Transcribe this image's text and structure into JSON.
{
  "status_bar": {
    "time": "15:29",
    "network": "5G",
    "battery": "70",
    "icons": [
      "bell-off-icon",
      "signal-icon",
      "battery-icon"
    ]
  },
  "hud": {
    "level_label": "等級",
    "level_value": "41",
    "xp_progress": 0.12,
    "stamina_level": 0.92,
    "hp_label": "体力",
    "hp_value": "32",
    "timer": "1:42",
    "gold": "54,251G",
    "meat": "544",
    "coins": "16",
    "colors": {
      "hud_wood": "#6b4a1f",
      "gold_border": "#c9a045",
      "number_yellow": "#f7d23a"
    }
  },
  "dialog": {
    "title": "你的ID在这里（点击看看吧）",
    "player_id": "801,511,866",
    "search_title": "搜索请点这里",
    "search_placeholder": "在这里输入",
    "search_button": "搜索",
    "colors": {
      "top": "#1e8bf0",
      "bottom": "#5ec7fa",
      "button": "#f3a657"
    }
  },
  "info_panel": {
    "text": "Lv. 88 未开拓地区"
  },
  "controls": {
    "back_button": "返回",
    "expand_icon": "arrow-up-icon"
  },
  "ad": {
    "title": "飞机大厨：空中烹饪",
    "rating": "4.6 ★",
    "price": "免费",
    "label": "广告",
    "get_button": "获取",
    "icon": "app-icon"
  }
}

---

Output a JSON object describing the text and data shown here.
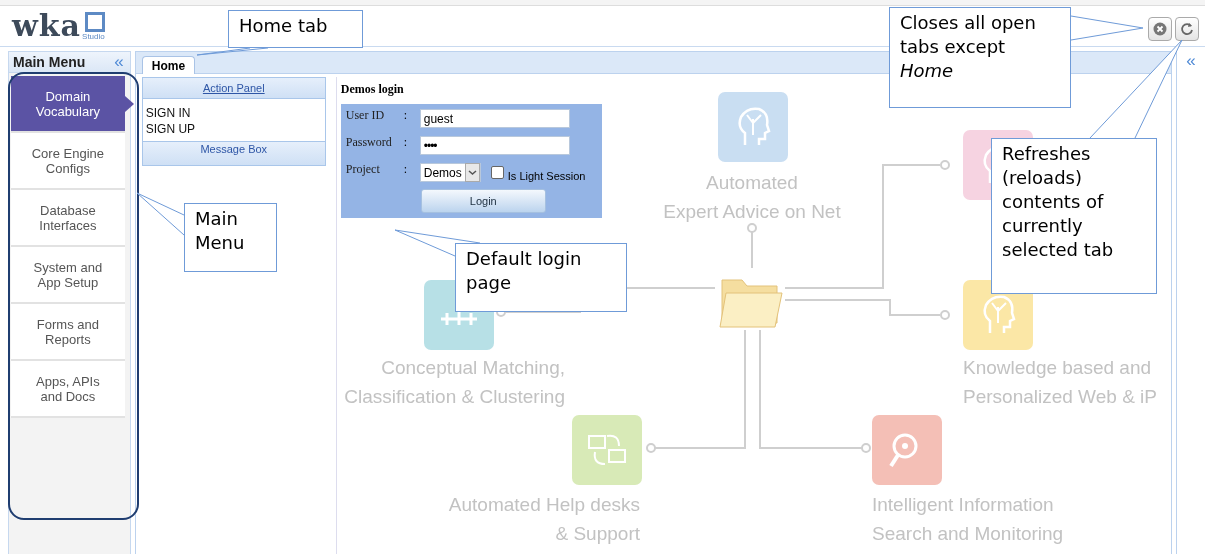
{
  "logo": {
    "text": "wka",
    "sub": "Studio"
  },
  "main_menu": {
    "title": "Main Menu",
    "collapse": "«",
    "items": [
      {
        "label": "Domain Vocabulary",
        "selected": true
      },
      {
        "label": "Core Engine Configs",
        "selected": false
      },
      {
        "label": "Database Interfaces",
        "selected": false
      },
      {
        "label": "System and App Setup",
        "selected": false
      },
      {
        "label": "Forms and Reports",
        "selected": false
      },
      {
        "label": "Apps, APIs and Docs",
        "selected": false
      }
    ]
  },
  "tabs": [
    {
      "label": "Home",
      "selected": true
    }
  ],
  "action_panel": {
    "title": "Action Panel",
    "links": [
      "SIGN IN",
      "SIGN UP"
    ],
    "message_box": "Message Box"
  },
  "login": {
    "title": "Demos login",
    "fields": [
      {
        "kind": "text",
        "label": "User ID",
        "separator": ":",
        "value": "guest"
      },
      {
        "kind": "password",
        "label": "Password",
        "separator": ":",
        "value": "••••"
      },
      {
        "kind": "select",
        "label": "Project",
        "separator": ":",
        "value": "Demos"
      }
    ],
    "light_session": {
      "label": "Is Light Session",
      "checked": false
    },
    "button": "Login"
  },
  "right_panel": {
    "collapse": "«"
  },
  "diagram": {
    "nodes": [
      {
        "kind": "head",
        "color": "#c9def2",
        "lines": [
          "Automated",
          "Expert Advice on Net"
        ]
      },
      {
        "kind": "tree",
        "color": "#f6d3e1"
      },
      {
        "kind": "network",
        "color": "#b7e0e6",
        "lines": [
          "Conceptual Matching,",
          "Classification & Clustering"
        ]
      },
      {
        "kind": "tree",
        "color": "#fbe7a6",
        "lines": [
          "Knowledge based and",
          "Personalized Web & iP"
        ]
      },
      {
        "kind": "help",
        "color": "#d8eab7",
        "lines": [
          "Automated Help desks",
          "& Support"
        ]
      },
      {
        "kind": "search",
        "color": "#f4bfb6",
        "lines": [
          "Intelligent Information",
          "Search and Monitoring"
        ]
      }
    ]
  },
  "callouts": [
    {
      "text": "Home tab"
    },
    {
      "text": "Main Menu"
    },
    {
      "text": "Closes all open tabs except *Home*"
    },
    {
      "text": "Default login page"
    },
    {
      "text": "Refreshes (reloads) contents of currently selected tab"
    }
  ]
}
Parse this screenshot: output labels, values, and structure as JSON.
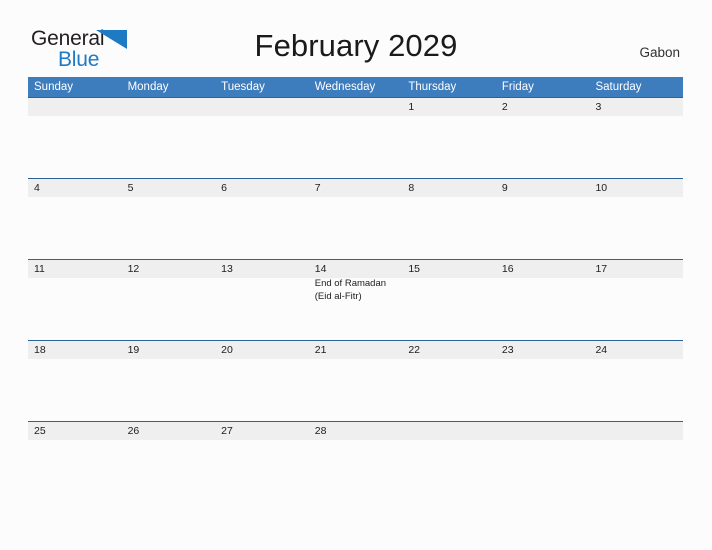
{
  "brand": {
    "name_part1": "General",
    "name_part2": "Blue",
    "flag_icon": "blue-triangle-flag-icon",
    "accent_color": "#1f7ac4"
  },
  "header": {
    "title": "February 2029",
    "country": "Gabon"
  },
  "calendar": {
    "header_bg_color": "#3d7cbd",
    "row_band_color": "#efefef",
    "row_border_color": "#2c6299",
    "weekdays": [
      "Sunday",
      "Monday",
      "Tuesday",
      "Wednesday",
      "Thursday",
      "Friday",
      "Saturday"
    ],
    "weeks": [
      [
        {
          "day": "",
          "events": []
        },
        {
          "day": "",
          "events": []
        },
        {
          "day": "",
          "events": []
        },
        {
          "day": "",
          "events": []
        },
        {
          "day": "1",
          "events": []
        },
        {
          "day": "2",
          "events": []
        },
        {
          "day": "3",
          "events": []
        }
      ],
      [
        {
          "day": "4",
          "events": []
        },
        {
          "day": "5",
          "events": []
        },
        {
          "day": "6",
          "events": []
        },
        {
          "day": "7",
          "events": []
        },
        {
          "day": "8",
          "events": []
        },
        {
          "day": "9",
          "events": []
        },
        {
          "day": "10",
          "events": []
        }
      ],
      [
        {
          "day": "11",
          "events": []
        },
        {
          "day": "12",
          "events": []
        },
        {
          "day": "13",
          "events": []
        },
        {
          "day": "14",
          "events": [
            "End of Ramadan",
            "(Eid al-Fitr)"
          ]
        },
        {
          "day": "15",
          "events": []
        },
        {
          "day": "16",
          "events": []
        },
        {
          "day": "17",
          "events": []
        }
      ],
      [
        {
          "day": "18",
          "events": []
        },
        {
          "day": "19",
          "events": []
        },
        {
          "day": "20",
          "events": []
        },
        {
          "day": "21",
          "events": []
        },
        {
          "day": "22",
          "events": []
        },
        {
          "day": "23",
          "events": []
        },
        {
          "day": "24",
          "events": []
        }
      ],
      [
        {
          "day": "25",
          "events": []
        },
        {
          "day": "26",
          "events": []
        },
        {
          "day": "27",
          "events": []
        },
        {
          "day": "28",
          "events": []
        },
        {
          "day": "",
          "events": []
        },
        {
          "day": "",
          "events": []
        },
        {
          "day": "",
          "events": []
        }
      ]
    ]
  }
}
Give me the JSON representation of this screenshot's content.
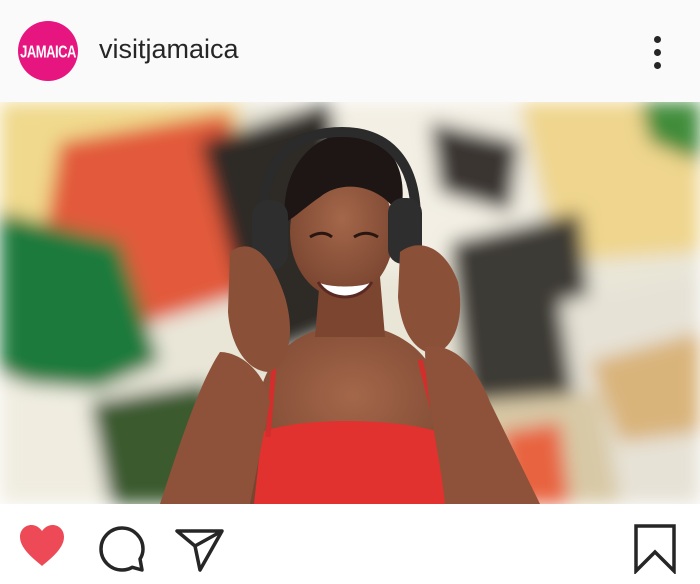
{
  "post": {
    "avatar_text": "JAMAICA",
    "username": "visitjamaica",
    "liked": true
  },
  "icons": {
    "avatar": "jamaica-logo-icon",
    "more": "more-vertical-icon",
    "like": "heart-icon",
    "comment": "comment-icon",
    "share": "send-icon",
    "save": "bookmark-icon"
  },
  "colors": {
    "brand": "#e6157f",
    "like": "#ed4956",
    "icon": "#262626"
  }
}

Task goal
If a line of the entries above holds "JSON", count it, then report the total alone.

Answer space
4